Despite a third consecutive small harvest and difficult growing conditions, Burgundy 2012 remains a more stable proposition than Bordeaux, according to Corney & Barrow managing director Adam Brett-Smith.
Speaking to the drinks business at the merchant’s 2012 Burgundy en primeur tasting in London this week, he highlighted the small price increases in evidence despite many producers reporting yields of almost half their average size.
“With responsible growers the impact has been negligible, maybe 0-10 or 15%,” said Brett-Smith of the price changes in 2012.
In contrast to the volatile pricing situation in Bordeaux, which has resulted in a number of older vintages being available to buy for similar or even lower prices than younger wines from the same château, Brett-Smith said of Burgundy: “I don’t think that’ll ever happen.
“The Burgundians are more rooted and cautious than the Bordelais and we know that the quantities are absurd, customers understand that too, so both will drive stability and demand,” he explained.
Drawing a further comparison with Bordeaux, Brett-Smith remarked: “The market theatre isn’t as compelling as Bordeaux but the practical side of the relationships is exciting.” In particular, he highlighted the growing importance for Corney & Barrow of cultivating exclusive relationships with top producers.
In the UK Corney & Barrow’s most high profile exclusive Burgundy agency is Domaine de la Romanée Conti but it is also the sole representative of Marquis D’Angerville in Singapore. Among its most recent exclusive additions is Domaine François Carillon two years ago following the division of Domaine Louis Carillon Père & Fils into two separate entities.
“We really love putting great or about to be great wines on a pedestal and giving them 100% attention,” said Brett Smith, adding: “We never make a move on anyone unless we think we can do a better job.”
As for the critical reaction to the quality of 2012, Brett-Smith suggested that opinions had improved considerably since the harvest. “Having been dismissed very early on by third party commentators, there’s been a big volte-face in opinion,” he observed. “In fact many now have over-egged it in the other direction.”
Certainly among consumers, he pointed to high demand for Burgundy 2012, saying: “I hope I’m not being too premature but I think we’ll have no problem selling this vintage.”
In contrast to a decade ago, Brett-Smith noted a significant part of this demand for Burgundy as now coming from Asian markets, where Corney & Barrow currently has a team of 16 people spread across Hong Kong and Singapore.
Recalling the merchant’s early days in Hong Kong when it first opened an office there 17 years ago and even as recently as 12 years ago when it took on the Hong Kong agency for Domaine Leflaive, Brett-Smith said: “Hong Kong was difficult and white wine especially was not so easy.”

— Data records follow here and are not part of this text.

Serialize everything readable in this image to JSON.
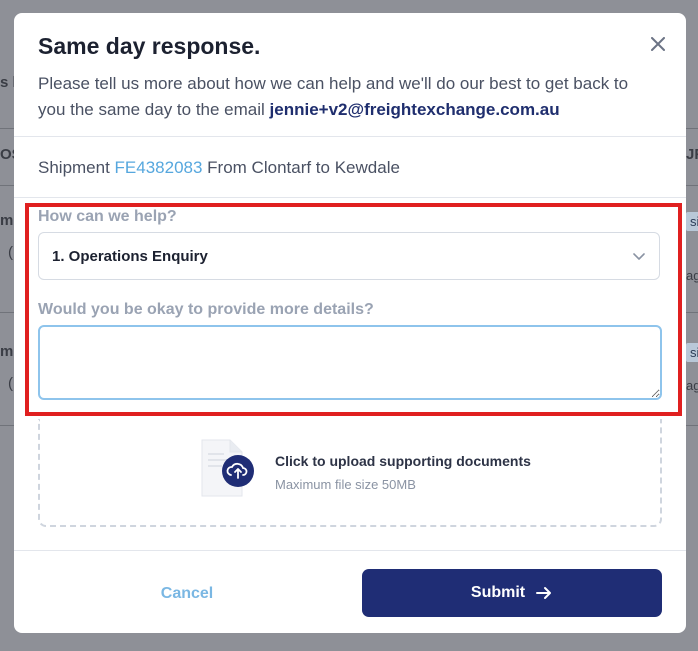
{
  "background": {
    "fragments": [
      "s l",
      "OS",
      "m",
      "(",
      "m",
      "(",
      "JR",
      "sit",
      "ag",
      "sit",
      "ag"
    ]
  },
  "modal": {
    "title": "Same day response.",
    "close_icon": "close-icon",
    "subtitle": "Please tell us more about how we can help and we'll do our best to get back to you the same day to the email ",
    "email": "jennie+v2@freightexchange.com.au"
  },
  "shipment": {
    "prefix": "Shipment ",
    "id": "FE4382083",
    "route": " From Clontarf to Kewdale"
  },
  "form": {
    "help_label": "How can we help?",
    "help_value": "1. Operations Enquiry",
    "details_label": "Would you be okay to provide more details?",
    "details_value": ""
  },
  "upload": {
    "main": "Click to upload supporting documents",
    "sub": "Maximum file size 50MB",
    "icon": "upload-cloud-icon"
  },
  "actions": {
    "cancel": "Cancel",
    "submit": "Submit"
  },
  "colors": {
    "primary": "#1f2d75",
    "link": "#56a7de",
    "highlight": "#e02020"
  }
}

However, following “a lot of legwork and masterclasses,” he reported: “In the last five to seven years it has started to pay off. Since then the problem has been in allocating and doing that in a way that doesn’t upset people.”